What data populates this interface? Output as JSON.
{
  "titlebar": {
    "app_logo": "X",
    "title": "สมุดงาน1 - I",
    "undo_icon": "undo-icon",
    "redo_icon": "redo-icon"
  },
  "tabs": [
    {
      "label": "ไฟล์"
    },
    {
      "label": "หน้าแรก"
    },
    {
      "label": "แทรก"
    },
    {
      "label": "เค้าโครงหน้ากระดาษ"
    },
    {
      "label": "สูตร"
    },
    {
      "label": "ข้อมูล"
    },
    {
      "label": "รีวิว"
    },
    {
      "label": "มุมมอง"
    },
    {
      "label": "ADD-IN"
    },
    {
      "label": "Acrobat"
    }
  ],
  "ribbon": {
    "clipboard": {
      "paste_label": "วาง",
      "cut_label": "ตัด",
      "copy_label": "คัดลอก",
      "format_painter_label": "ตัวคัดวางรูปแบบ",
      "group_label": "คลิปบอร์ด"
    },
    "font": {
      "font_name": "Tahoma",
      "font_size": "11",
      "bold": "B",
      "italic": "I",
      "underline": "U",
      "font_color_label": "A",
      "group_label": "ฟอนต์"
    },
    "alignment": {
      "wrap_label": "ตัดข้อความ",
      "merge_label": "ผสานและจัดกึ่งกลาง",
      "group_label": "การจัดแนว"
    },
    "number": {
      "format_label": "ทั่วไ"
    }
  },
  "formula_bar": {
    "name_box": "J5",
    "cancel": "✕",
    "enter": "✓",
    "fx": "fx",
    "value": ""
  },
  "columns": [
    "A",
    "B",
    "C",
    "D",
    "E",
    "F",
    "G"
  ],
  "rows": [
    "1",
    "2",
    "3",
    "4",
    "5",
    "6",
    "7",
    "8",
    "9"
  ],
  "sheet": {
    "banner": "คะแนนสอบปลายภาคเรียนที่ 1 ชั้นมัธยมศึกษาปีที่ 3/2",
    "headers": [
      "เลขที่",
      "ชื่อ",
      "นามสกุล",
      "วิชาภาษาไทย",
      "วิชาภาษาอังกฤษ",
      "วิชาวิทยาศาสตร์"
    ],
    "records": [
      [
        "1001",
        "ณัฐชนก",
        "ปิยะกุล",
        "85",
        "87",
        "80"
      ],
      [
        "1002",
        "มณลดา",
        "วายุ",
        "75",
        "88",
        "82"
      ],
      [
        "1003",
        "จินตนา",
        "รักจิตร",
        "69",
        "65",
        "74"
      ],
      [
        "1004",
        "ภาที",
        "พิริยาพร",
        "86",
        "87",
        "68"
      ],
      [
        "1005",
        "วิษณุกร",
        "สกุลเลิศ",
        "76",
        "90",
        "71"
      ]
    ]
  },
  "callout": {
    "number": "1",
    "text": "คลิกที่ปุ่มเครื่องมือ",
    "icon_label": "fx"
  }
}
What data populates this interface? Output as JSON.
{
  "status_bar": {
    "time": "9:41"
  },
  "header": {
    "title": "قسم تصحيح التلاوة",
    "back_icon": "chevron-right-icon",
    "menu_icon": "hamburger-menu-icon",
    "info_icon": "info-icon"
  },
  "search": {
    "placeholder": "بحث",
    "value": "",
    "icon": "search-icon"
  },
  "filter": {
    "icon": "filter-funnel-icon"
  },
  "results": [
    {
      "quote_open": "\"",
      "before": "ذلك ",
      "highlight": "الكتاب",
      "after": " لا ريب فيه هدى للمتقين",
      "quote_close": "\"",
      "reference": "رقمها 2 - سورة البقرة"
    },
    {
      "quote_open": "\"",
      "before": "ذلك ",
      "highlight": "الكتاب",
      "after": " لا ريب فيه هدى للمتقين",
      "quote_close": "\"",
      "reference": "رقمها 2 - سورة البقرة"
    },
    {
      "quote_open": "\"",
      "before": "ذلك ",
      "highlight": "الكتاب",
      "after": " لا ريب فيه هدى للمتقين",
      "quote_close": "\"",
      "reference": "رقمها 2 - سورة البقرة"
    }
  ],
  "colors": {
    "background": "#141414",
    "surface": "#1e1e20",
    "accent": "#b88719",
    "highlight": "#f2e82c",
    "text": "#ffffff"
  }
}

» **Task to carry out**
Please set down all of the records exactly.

» **Written solution**
What data populates this interface? Output as JSON.
{
  "titlebar": {
    "app_logo": "X",
    "title": "สมุดงาน1 - I",
    "undo_icon": "undo-icon",
    "redo_icon": "redo-icon"
  },
  "tabs": [
    {
      "label": "ไฟล์"
    },
    {
      "label": "หน้าแรก"
    },
    {
      "label": "แทรก"
    },
    {
      "label": "เค้าโครงหน้ากระดาษ"
    },
    {
      "label": "สูตร"
    },
    {
      "label": "ข้อมูล"
    },
    {
      "label": "รีวิว"
    },
    {
      "label": "มุมมอง"
    },
    {
      "label": "ADD-IN"
    },
    {
      "label": "Acrobat"
    }
  ],
  "ribbon": {
    "clipboard": {
      "paste_label": "วาง",
      "cut_label": "ตัด",
      "copy_label": "คัดลอก",
      "format_painter_label": "ตัวคัดวางรูปแบบ",
      "group_label": "คลิปบอร์ด"
    },
    "font": {
      "font_name": "Tahoma",
      "font_size": "11",
      "bold": "B",
      "italic": "I",
      "underline": "U",
      "font_color_label": "A",
      "group_label": "ฟอนต์"
    },
    "alignment": {
      "wrap_label": "ตัดข้อความ",
      "merge_label": "ผสานและจัดกึ่งกลาง",
      "group_label": "การจัดแนว"
    },
    "number": {
      "format_label": "ทั่วไ"
    }
  },
  "formula_bar": {
    "name_box": "J5",
    "cancel": "✕",
    "enter": "✓",
    "fx": "fx",
    "value": ""
  },
  "columns": [
    "A",
    "B",
    "C",
    "D",
    "E",
    "F",
    "G"
  ],
  "rows": [
    "1",
    "2",
    "3",
    "4",
    "5",
    "6",
    "7",
    "8",
    "9"
  ],
  "sheet": {
    "banner": "คะแนนสอบปลายภาคเรียนที่ 1 ชั้นมัธยมศึกษาปีที่ 3/2",
    "headers": [
      "เลขที่",
      "ชื่อ",
      "นามสกุล",
      "วิชาภาษาไทย",
      "วิชาภาษาอังกฤษ",
      "วิชาวิทยาศาสตร์"
    ],
    "records": [
      [
        "1001",
        "ณัฐชนก",
        "ปิยะกุล",
        "85",
        "87",
        "80"
      ],
      [
        "1002",
        "มณลดา",
        "วายุ",
        "75",
        "88",
        "82"
      ],
      [
        "1003",
        "จินตนา",
        "รักจิตร",
        "69",
        "65",
        "74"
      ],
      [
        "1004",
        "ภาที",
        "พิริยาพร",
        "86",
        "87",
        "68"
      ],
      [
        "1005",
        "วิษณุกร",
        "สกุลเลิศ",
        "76",
        "90",
        "71"
      ]
    ]
  },
  "callout": {
    "number": "1",
    "text": "คลิกที่ปุ่มเครื่องมือ",
    "icon_label": "fx"
  }
}
What data populates this interface? Output as JSON.
{
  "status_bar": {
    "time": "9:41"
  },
  "header": {
    "title": "قسم تصحيح التلاوة",
    "back_icon": "chevron-right-icon",
    "menu_icon": "hamburger-menu-icon",
    "info_icon": "info-icon"
  },
  "search": {
    "placeholder": "بحث",
    "value": "",
    "icon": "search-icon"
  },
  "filter": {
    "icon": "filter-funnel-icon"
  },
  "results": [
    {
      "quote_open": "\"",
      "before": "ذلك ",
      "highlight": "الكتاب",
      "after": " لا ريب فيه هدى للمتقين",
      "quote_close": "\"",
      "reference": "رقمها 2 - سورة البقرة"
    },
    {
      "quote_open": "\"",
      "before": "ذلك ",
      "highlight": "الكتاب",
      "after": " لا ريب فيه هدى للمتقين",
      "quote_close": "\"",
      "reference": "رقمها 2 - سورة البقرة"
    },
    {
      "quote_open": "\"",
      "before": "ذلك ",
      "highlight": "الكتاب",
      "after": " لا ريب فيه هدى للمتقين",
      "quote_close": "\"",
      "reference": "رقمها 2 - سورة البقرة"
    }
  ],
  "colors": {
    "background": "#141414",
    "surface": "#1e1e20",
    "accent": "#b88719",
    "highlight": "#f2e82c",
    "text": "#ffffff"
  }
}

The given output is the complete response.